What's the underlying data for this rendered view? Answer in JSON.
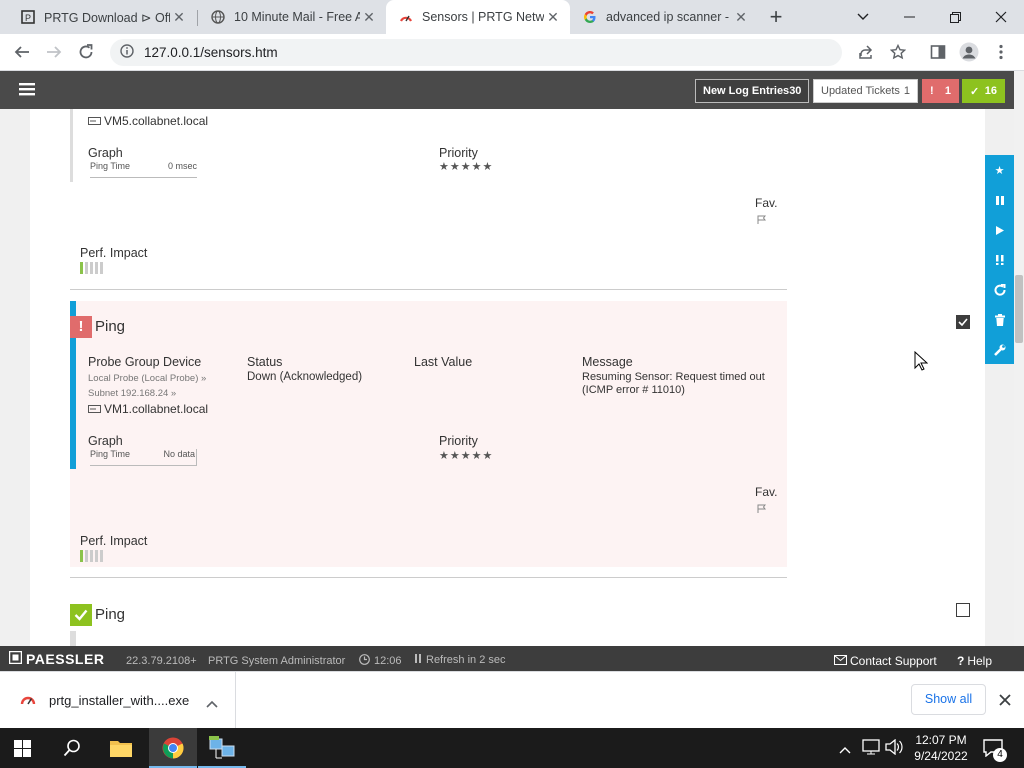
{
  "browser": {
    "tabs": [
      {
        "title": "PRTG Download ⊳ Offi",
        "favicon": "prtg-icon"
      },
      {
        "title": "10 Minute Mail - Free A",
        "favicon": "globe-icon"
      },
      {
        "title": "Sensors | PRTG Networ",
        "favicon": "prtg-gauge-icon"
      },
      {
        "title": "advanced ip scanner -",
        "favicon": "google-icon"
      }
    ],
    "url": "127.0.0.1/sensors.htm"
  },
  "header": {
    "new_log_label": "New Log Entries",
    "new_log_count": "30",
    "tickets_label": "Updated Tickets",
    "tickets_count": "1",
    "alarm_count": "1",
    "ok_count": "16"
  },
  "sensor_top": {
    "device": "VM5.collabnet.local",
    "graph_label": "Graph",
    "graph_metric": "Ping Time",
    "graph_value": "0 msec",
    "priority_label": "Priority",
    "priority_stars": "★★★★★",
    "fav_label": "Fav.",
    "perf_label": "Perf. Impact"
  },
  "sensor_down": {
    "name": "Ping",
    "col_device": "Probe Group Device",
    "col_status": "Status",
    "col_last": "Last Value",
    "col_message": "Message",
    "probe_path1": "Local Probe (Local Probe) »",
    "probe_path2": "Subnet 192.168.24 »",
    "device": "VM1.collabnet.local",
    "status": "Down (Acknowledged)",
    "message": "Resuming Sensor: Request timed out (ICMP error # 11010)",
    "graph_label": "Graph",
    "graph_metric": "Ping Time",
    "graph_value": "No data",
    "priority_label": "Priority",
    "priority_stars": "★★★★★",
    "fav_label": "Fav.",
    "perf_label": "Perf. Impact"
  },
  "sensor_next": {
    "name": "Ping"
  },
  "footer": {
    "brand": "PAESSLER",
    "version": "22.3.79.2108+",
    "user": "PRTG System Administrator",
    "time": "12:06",
    "refresh": "Refresh in 2 sec",
    "contact": "Contact Support",
    "help": "Help"
  },
  "download": {
    "filename": "prtg_installer_with....exe",
    "show_all": "Show all"
  },
  "taskbar": {
    "time": "12:07 PM",
    "date": "9/24/2022",
    "notif_count": "4"
  },
  "colors": {
    "accent": "#119fd8",
    "alarm": "#e06c6c",
    "ok": "#8dc21f",
    "header": "#4a4a4a"
  }
}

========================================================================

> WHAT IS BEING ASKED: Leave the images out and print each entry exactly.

> EXERCISE RESULT:
What's the underlying data for this rendered view? Answer in JSON.
{
  "browser": {
    "tabs": [
      {
        "title": "PRTG Download ⊳ Offi",
        "favicon": "prtg-icon"
      },
      {
        "title": "10 Minute Mail - Free A",
        "favicon": "globe-icon"
      },
      {
        "title": "Sensors | PRTG Networ",
        "favicon": "prtg-gauge-icon"
      },
      {
        "title": "advanced ip scanner -",
        "favicon": "google-icon"
      }
    ],
    "url": "127.0.0.1/sensors.htm"
  },
  "header": {
    "new_log_label": "New Log Entries",
    "new_log_count": "30",
    "tickets_label": "Updated Tickets",
    "tickets_count": "1",
    "alarm_count": "1",
    "ok_count": "16"
  },
  "sensor_top": {
    "device": "VM5.collabnet.local",
    "graph_label": "Graph",
    "graph_metric": "Ping Time",
    "graph_value": "0 msec",
    "priority_label": "Priority",
    "priority_stars": "★★★★★",
    "fav_label": "Fav.",
    "perf_label": "Perf. Impact"
  },
  "sensor_down": {
    "name": "Ping",
    "col_device": "Probe Group Device",
    "col_status": "Status",
    "col_last": "Last Value",
    "col_message": "Message",
    "probe_path1": "Local Probe (Local Probe) »",
    "probe_path2": "Subnet 192.168.24 »",
    "device": "VM1.collabnet.local",
    "status": "Down (Acknowledged)",
    "message": "Resuming Sensor: Request timed out (ICMP error # 11010)",
    "graph_label": "Graph",
    "graph_metric": "Ping Time",
    "graph_value": "No data",
    "priority_label": "Priority",
    "priority_stars": "★★★★★",
    "fav_label": "Fav.",
    "perf_label": "Perf. Impact"
  },
  "sensor_next": {
    "name": "Ping"
  },
  "footer": {
    "brand": "PAESSLER",
    "version": "22.3.79.2108+",
    "user": "PRTG System Administrator",
    "time": "12:06",
    "refresh": "Refresh in 2 sec",
    "contact": "Contact Support",
    "help": "Help"
  },
  "download": {
    "filename": "prtg_installer_with....exe",
    "show_all": "Show all"
  },
  "taskbar": {
    "time": "12:07 PM",
    "date": "9/24/2022",
    "notif_count": "4"
  },
  "colors": {
    "accent": "#119fd8",
    "alarm": "#e06c6c",
    "ok": "#8dc21f",
    "header": "#4a4a4a"
  }
}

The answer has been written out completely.